### What is needed
For each line of the data below, copy it if it holds the word "JSON".

+++ Excerpted data

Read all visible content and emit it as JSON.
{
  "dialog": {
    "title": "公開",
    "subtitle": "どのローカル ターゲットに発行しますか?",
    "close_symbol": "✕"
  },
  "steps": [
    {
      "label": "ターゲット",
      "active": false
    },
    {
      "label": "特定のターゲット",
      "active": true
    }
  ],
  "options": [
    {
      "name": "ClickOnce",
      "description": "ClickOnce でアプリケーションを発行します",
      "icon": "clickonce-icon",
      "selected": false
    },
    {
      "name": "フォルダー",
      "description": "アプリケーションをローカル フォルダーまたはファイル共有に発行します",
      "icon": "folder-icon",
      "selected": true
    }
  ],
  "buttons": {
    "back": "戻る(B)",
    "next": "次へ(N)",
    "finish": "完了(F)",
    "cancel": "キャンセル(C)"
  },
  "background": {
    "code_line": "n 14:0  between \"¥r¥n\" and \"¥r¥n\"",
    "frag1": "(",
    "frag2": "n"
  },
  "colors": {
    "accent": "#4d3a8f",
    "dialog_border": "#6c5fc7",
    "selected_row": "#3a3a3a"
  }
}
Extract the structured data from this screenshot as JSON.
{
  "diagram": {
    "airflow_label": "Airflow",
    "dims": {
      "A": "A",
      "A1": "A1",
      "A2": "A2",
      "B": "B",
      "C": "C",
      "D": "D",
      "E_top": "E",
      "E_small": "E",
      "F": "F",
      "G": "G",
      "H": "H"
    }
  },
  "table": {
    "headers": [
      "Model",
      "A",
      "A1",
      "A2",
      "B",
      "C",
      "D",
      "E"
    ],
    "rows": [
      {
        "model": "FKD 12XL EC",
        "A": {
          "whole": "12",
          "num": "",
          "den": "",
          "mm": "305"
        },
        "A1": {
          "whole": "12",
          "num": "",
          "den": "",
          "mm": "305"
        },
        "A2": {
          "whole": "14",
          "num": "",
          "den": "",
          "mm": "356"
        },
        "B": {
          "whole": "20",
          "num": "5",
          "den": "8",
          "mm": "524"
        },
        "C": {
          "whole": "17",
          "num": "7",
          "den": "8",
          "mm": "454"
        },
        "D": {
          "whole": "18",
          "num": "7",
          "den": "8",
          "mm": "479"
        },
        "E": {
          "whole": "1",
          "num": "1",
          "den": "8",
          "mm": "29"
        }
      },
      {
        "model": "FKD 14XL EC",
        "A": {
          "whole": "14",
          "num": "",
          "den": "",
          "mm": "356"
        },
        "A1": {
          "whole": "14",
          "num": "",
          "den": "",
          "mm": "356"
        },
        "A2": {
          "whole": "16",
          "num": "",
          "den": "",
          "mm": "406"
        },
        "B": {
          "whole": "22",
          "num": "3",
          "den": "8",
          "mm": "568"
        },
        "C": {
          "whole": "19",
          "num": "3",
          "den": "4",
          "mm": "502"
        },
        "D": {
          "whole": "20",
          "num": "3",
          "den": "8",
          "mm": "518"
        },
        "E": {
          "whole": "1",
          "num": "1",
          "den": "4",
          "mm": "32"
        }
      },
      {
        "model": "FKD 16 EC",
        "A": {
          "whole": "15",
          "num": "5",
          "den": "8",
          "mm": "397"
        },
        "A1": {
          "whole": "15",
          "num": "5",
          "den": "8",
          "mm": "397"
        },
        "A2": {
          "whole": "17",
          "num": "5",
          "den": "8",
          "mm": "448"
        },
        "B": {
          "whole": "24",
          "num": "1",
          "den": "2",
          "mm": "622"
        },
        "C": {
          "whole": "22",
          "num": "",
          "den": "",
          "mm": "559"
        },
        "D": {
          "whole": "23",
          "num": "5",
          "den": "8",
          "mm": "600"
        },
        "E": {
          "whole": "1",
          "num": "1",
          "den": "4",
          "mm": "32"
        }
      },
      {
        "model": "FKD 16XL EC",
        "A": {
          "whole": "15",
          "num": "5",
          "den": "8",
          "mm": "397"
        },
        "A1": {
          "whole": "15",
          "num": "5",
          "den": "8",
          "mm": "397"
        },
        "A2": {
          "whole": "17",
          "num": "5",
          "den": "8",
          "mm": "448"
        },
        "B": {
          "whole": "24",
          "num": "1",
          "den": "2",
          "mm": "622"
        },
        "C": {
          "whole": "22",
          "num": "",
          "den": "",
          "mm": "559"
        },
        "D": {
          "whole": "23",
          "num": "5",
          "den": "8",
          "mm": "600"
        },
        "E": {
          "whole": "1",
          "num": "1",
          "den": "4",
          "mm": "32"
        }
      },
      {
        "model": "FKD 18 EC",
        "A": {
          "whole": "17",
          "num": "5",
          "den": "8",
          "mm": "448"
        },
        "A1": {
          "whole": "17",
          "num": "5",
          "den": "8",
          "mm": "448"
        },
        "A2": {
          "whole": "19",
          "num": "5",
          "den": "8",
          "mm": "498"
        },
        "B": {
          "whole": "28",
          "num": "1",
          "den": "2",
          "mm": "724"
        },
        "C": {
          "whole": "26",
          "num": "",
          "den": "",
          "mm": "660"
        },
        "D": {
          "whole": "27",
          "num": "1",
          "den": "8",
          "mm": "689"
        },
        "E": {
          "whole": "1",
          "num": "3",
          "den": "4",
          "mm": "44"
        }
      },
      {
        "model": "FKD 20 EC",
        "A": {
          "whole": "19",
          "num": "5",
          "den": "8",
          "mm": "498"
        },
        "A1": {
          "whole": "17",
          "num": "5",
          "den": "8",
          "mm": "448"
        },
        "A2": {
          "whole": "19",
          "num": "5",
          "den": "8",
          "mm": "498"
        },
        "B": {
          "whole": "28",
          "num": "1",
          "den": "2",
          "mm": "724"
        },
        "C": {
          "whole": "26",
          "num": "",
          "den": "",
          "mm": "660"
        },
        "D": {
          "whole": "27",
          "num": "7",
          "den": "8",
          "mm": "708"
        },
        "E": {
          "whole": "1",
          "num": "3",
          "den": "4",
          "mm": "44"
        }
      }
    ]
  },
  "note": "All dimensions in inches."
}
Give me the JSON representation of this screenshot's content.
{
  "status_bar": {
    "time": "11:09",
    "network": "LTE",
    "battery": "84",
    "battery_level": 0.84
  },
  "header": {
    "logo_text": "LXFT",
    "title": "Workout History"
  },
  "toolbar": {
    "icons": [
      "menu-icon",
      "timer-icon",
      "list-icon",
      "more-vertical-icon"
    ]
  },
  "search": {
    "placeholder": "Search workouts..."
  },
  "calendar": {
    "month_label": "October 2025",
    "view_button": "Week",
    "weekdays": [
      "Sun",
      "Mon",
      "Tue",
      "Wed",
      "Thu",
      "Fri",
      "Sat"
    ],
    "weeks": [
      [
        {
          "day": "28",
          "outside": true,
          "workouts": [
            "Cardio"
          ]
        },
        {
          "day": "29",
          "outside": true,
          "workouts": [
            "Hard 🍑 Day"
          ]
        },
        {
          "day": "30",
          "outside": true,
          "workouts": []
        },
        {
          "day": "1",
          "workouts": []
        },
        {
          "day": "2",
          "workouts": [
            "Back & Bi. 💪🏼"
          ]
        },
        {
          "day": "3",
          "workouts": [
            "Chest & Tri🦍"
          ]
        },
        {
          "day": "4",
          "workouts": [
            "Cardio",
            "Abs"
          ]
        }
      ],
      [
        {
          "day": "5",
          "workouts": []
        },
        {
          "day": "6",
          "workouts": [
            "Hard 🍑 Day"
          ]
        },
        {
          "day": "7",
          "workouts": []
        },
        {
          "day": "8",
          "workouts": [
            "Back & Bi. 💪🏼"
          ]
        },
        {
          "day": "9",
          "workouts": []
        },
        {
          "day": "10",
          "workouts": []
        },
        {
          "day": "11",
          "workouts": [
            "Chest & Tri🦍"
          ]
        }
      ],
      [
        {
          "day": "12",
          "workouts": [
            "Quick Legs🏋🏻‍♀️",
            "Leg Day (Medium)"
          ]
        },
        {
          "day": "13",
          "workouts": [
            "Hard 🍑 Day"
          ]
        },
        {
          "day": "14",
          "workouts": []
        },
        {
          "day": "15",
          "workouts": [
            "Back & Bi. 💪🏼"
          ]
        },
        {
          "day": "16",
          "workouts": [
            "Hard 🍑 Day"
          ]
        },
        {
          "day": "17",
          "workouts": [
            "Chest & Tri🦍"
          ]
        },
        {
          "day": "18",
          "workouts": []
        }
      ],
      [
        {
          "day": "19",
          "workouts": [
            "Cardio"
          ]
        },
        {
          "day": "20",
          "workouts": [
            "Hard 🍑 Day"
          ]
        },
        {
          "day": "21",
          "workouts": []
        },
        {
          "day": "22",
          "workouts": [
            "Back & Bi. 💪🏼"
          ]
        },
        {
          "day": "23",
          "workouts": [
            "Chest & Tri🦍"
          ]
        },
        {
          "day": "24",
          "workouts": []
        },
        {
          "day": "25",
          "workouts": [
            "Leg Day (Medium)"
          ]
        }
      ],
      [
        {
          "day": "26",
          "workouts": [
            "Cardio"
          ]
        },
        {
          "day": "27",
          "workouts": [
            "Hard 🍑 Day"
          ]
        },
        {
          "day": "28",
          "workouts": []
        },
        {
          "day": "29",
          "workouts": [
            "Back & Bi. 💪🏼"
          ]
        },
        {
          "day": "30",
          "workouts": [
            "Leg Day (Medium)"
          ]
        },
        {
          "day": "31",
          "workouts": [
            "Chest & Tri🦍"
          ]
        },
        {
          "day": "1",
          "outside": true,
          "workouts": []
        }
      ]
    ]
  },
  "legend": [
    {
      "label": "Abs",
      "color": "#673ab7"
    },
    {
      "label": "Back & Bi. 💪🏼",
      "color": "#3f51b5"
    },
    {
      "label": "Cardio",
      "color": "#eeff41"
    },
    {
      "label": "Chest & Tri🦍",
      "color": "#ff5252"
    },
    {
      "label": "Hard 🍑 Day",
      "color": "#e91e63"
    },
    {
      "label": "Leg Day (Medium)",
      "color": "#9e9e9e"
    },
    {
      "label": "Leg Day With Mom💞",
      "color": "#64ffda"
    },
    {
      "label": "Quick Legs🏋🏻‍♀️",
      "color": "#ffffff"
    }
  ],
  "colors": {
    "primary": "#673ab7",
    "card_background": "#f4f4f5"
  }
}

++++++

### Completed task
Read all visible content and emit it as JSON.
Extract the structured data from this screenshot as JSON.
Give me the JSON representation of this screenshot's content.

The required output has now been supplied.